Following the report by the Commission of Unclaimed Assets: ‘The Social Investment Bank’ which was published last week, the government has now outlined proposals which it says have the support of both the British Bankers' Association (BBA) and the Building Societies Association (BSA).
The idea was raised by the Treasury in the March 2006 Budget so the 48-page consultation document now outlines details of the scheme, including the banks and building societies' proposed changes to the Banking Code and proposals for legislation.
It proposes the new scheme will apply to bank accounts where there has been no customer activity for at least 15 years, at which time the assets will be transferred to a central reclaim fund.
On this basis, banks and building societies estimate several hundred million pounds may currently lie unclaimed in dormant accounts, and it is estimated tens of millions more may become available each year.
However, the Treasury points out these figures do not take into account the effect of a “reuniting exercise” launched by banks and building societies in advance of the scheme which will see the institutions improve on their existing arrangements to help customers track down their accounts.
Although despite the proposals the government points out consumers will still be able to reclaim their money, as the process for this will not change they will simply have to visit their bank or building society which will repay their money, just as they do now.
- The government says the key principles of the new scheme will be to:
- Wherever possible reunite account holders with their rightful assets
- To provide a legal right for account holders to reclaim their money at any time
- To take a light touch approach which minimises running costs for the scheme and participating institutions through building on existing infrastructure to maximise the money available for reinvestment in the community
- To take account of better regulation principles
The government points out the proposed scheme will “differ significantly from other international arrangements” as it will be in part a self-regulatory scheme, and it adds by placing the funds in a single reclaim account it will centralise the risk and allow the money to be pooled and managed efficiently.
A further government consultation document will be published later in the spring to consider the most effective means of distributing the available assets, although the funds are likely to be reinvested in the community, with a focus on youth services which are responsive to the needs of young people, and also on financial inclusion and capability.
Balls says this is a unique opportunity to provide for worthwhile reinvestment in youth services, financial inclusion and capability, while balancing the financial interests of consumers.
He adds: “The document builds on the excellent cooperation with the banks and building societies. We welcome the ongoing commitment from the sector to working together to make the scheme a success."
If you have any comments you would like to add to this story or would like to speak to its author about a similar subject, telephone Nyree Stewart on 020 7034 2681 or email [email protected]IFAonline

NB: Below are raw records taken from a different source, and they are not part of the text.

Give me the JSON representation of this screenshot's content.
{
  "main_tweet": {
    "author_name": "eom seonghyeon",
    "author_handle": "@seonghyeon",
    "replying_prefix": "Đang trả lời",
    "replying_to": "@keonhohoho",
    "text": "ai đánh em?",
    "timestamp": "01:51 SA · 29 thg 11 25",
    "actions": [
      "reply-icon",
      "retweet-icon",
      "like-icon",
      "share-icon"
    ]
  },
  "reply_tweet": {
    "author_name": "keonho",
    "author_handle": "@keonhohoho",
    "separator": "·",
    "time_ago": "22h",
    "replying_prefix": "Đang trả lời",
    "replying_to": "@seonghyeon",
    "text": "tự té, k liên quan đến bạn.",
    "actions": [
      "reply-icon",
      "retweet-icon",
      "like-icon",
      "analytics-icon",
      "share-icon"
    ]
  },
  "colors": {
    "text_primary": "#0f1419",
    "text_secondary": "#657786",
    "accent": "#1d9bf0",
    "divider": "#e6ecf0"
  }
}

New ratings system for younger funds
Clients to be compensated by end of 2018
Rolled out to 25 schemes next month
Mean gender pay gap now 16.64%
26 years in financial services